Task prompt ::
Please show each line of the listing where "price" is present.

Records to process ::

- - - - - - -

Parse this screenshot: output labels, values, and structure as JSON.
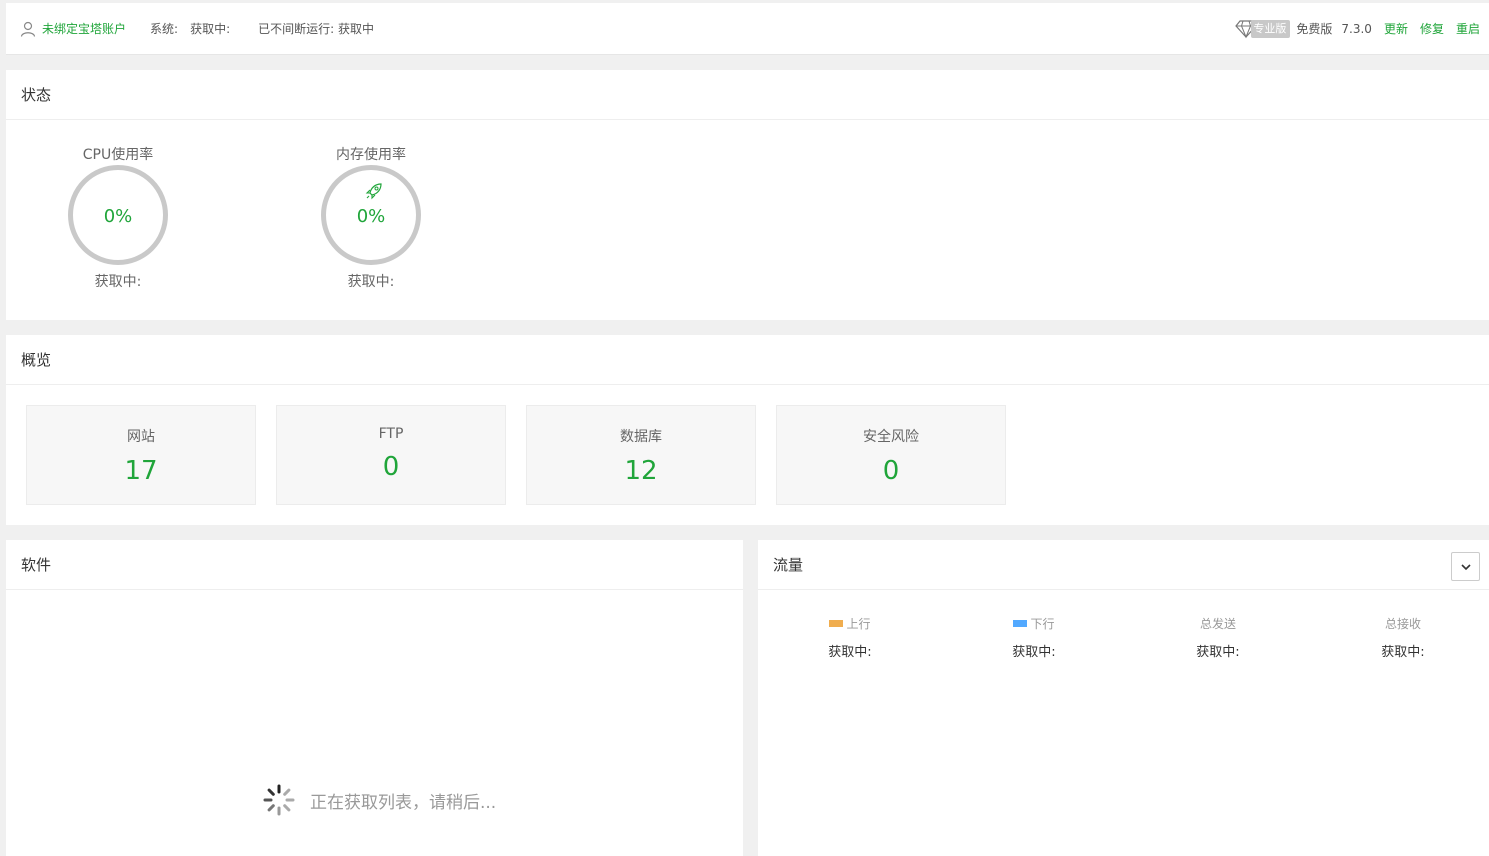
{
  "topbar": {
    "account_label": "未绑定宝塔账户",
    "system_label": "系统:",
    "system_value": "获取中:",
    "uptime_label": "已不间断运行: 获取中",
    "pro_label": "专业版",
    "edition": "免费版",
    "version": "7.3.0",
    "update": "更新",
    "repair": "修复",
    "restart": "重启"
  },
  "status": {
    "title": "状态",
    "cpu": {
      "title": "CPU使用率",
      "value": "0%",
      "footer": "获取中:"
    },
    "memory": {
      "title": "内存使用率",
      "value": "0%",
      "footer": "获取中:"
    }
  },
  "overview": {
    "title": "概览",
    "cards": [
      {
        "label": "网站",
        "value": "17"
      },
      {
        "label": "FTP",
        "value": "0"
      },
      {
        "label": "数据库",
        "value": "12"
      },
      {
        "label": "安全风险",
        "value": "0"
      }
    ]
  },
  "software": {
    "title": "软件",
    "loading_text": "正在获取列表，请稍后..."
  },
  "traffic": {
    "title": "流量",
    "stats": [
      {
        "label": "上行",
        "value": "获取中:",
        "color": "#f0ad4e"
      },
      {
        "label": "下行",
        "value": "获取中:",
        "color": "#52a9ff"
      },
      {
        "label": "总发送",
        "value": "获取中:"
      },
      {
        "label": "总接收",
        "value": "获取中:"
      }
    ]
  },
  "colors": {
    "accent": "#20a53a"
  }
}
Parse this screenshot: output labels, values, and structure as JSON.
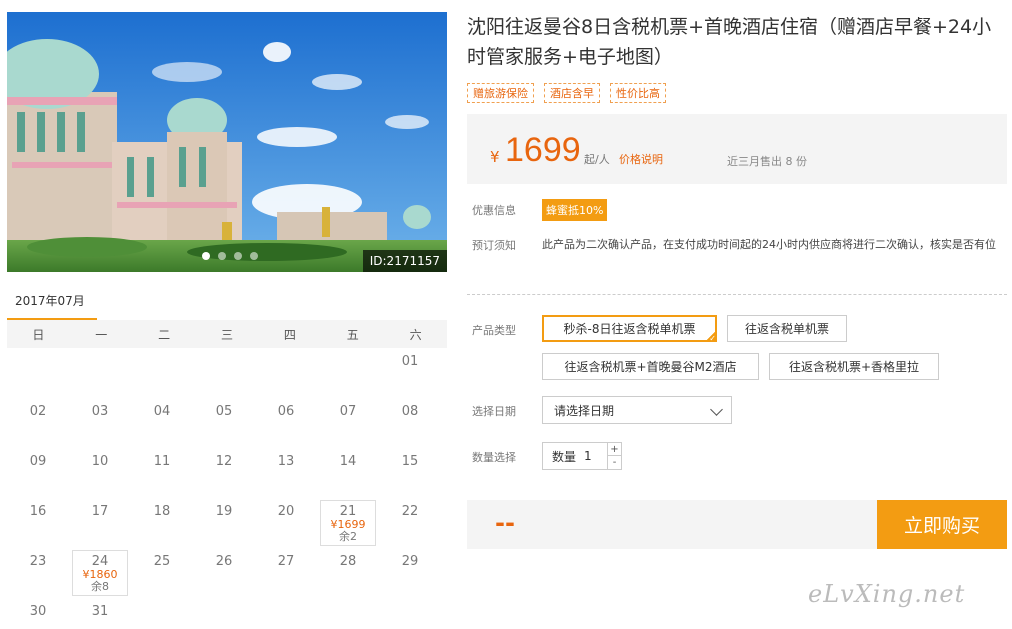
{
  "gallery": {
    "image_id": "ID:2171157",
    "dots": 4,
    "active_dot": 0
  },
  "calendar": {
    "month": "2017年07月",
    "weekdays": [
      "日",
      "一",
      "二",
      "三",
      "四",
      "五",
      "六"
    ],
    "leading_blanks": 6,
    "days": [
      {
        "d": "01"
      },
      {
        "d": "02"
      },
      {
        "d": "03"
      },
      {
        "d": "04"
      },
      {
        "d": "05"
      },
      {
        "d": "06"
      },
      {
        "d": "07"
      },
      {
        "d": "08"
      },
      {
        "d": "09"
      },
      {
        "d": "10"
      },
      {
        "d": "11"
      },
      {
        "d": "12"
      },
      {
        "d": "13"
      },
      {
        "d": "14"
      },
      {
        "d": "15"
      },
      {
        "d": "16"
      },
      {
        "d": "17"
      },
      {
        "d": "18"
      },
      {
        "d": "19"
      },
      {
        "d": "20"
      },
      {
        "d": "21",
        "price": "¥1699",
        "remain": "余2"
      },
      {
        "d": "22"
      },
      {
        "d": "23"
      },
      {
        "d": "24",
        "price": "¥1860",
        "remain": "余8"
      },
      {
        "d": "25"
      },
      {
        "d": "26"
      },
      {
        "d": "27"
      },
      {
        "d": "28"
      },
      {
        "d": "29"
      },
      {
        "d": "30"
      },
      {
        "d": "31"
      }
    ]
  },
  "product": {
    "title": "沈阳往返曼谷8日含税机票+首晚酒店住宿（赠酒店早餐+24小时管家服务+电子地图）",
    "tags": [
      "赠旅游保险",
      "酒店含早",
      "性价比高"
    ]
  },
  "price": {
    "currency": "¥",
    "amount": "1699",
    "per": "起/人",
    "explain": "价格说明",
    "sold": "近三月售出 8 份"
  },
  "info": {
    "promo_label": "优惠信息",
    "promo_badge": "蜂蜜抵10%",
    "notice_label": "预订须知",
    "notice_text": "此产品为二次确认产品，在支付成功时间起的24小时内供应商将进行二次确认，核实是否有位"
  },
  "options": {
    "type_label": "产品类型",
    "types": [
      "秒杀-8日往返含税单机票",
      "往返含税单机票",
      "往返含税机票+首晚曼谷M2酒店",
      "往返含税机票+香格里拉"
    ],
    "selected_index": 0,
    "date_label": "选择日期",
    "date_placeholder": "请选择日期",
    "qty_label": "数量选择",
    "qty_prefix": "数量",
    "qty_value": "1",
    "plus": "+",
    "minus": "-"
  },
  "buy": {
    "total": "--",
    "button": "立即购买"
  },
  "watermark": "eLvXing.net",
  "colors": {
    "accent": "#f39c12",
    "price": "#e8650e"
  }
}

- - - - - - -

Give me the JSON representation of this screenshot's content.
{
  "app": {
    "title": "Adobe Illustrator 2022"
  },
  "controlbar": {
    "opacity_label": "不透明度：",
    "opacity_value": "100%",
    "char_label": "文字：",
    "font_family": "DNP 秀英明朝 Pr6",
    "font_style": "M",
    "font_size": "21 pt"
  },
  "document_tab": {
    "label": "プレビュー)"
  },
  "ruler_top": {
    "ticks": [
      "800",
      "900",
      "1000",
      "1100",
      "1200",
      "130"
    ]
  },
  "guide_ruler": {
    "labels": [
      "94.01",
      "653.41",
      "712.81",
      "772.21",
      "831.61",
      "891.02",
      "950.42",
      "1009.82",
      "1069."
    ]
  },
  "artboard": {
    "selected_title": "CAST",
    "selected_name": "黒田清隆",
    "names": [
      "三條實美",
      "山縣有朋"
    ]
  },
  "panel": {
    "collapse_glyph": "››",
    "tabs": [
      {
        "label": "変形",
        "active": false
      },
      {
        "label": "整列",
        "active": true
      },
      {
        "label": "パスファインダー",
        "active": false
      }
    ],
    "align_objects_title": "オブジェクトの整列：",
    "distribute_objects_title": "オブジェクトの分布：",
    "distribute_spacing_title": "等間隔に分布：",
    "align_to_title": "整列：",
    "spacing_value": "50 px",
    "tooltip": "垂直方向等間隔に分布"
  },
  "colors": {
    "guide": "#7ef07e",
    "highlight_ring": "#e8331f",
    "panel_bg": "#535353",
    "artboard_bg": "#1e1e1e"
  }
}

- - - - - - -

Your response ::
        "price": "¥1699",
        "price": "¥1860",
  "price": {
    "price": "#e8650e"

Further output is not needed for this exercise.